"Sometimes, I think we can be too quick with our answers in church: 'Are you feeling sad? Life got you down? Well, that can't be from God! Just pop on some K-love, 'cause everything in the Christian life should be positive and encouraging all the time,'" Greear wrote on his website Monday.
"But when you are experiencing depression, you don't need a quick encouragement. You need a God who walks through pain with you," he added.
Greear, who's the pastor of The Summit Church in Raleigh-Durham, North Carolina, and president of the Southern Baptist Convention, referred to biblical figures that have faced much suffering and depression, such as the prophet Jeremiah in Lamentations 3:1–8.
He suggested that some Christians can relate to the feeling of having "no light, no hope."
"Maybe you've also felt like God is not listening — or, even more, you wonder, 'God, are you behind this terrible circumstance? At the very least, you're not doing anything to stop it,'" he wrote.
He added that while people do like positive Scripture content, such as "still waters and cups running over and lions lying down with lambs," but there is a reason why God put the book of Lamentations in the Bible, despite its depressing nature.
Greear warned that many believers "have gone through dark chapters and thought the same things as Jeremiah, but they've suppressed those emotions, telling themselves, 'Real Christians don't ever feel like this.'"
Greear said that the prophet Jeremiah was a real Christian, as was 19th century Baptist preacher Charles Spurgeon and Protestant Reformer Martin Luther, and they went through dark, even suicidal periods in their lives.
"Can you see you are not alone in your thoughts?
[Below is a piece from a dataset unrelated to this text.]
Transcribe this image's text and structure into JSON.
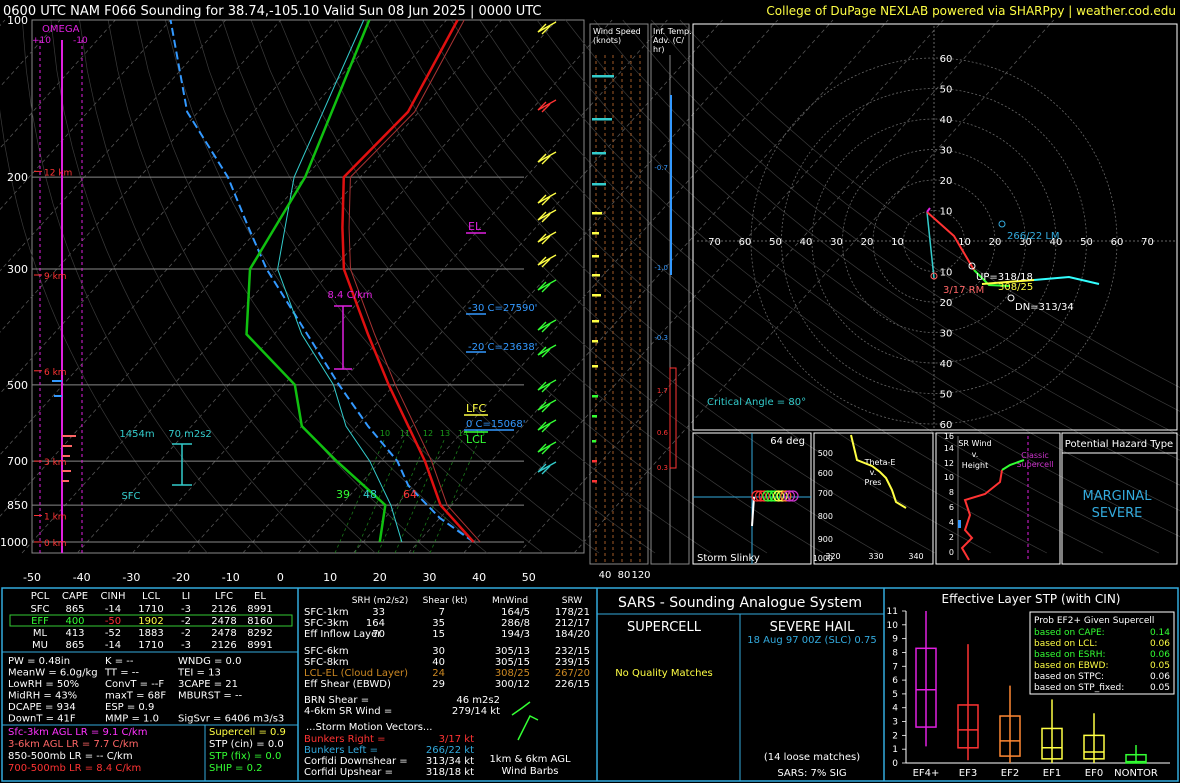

The greatest Christians in history were not those that God delivered from all pain and misery but those He delivered through their pain and misery," the megachurch pastor noted.
"He is ready to walk with you through the darkness and do the same for you."
The Summit Church has been looking closely into issues relating to Christian depression and mental health. Brad Hambrick, who serves as pastor of counseling at the megachurch, argued back in August that it's possible for a Christian to both be spiritually healthy and suffer from mental health issues.
After listing several conditions and mental obstacles Christians might face in life, Hambrick added: "When I say that a Christian can be spiritually strong and still experience mental health challenges, someone can be a devout Christian and have a persistent struggle with these aptitudes/skills; a struggle that is only moderately improved through the best available interventions (Christian growth or therapy) and will not be ultimately remedied until Heaven."